mur.jpg
Ancient Paleo-Christian baptistry of Dura-Europos.

On the western bank of the Euphrates, near the border of modern day Iraq and Syria, once stood the ancient walled town of Dura-Europos. Founded as a military colony by Selecus I Nicator, one of Alexander the Great’s successors, Dura-Europos became a sprawling city, serving as a crossroads of cultures and empires. Under Roman rule, the city became one of the most strongly fortified points on the eastern border with the Sassanid Persians. In the year 256 AD, the Sassanid King of Kings, Shapur I, laid siege to the city. The siege was extremely violent, with the Sassanids trying multiple times to undermine Roman defenses. The Persians may have also used poisoned gas, stemming from ignited sulphur crystals, in order to kill the roman defenders, in what is an ancient example of chemical warfare. The skeleton of the Sassanid soldier who was most likely responsible for the release of the gas was found by archaeologists. Even a siege ramp was erected by the Sassanid troops in order to breach the defenses of the city. Eventually the Sassanids did manage to take the city, deporting the survivors to Ctesiphon and selling them as slaves. The city then became a ghost town, as emperor Valerian was defeated and captured by Shapur’s forces near Edessa in 260 AD and therefore could not intervene in time. Desert sands would gradually cover the city’s buildings, miraculously preserving them for future archaeology. Evidence of Dura’s cultural diversity throughout the centuries can be found in the retrieved works written in Greek, Latin, Palmyrean, Hebrew and Middle Persian. The city contained a Christian chapel, a Synagogue, a Mithraeum and an Agorà, proof of the greek/macedonian origin of the town. Dura also housed a Roman military camp, the base from which the Roman garrison operated the defense of the walls in 256 AD. The extensive archaelogical evidence (which included also many pagan temples, the Praetorium and the city walls) present in the town led to the city being called: “the Pompei of the Desert”. Contemporary satellite images show that 70% of the site has been destroyed by looters and by ISIS operations in the region. One of the guards of the archaeological site has been beheaded. Dura-Europos is now lost to the the desert winds of Eastern Syria.

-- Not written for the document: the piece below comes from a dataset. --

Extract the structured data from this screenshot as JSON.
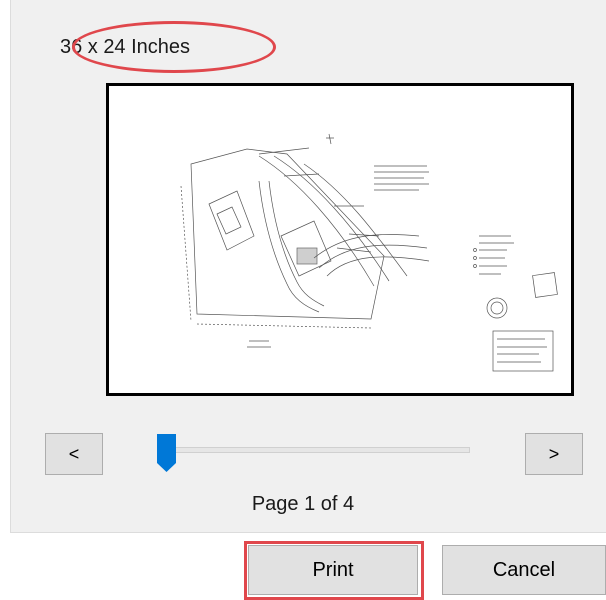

euf.jpg
View of Dura-Europos on the Euphrates. The city held a strategic position as a military fort and trading center. 
Advertisements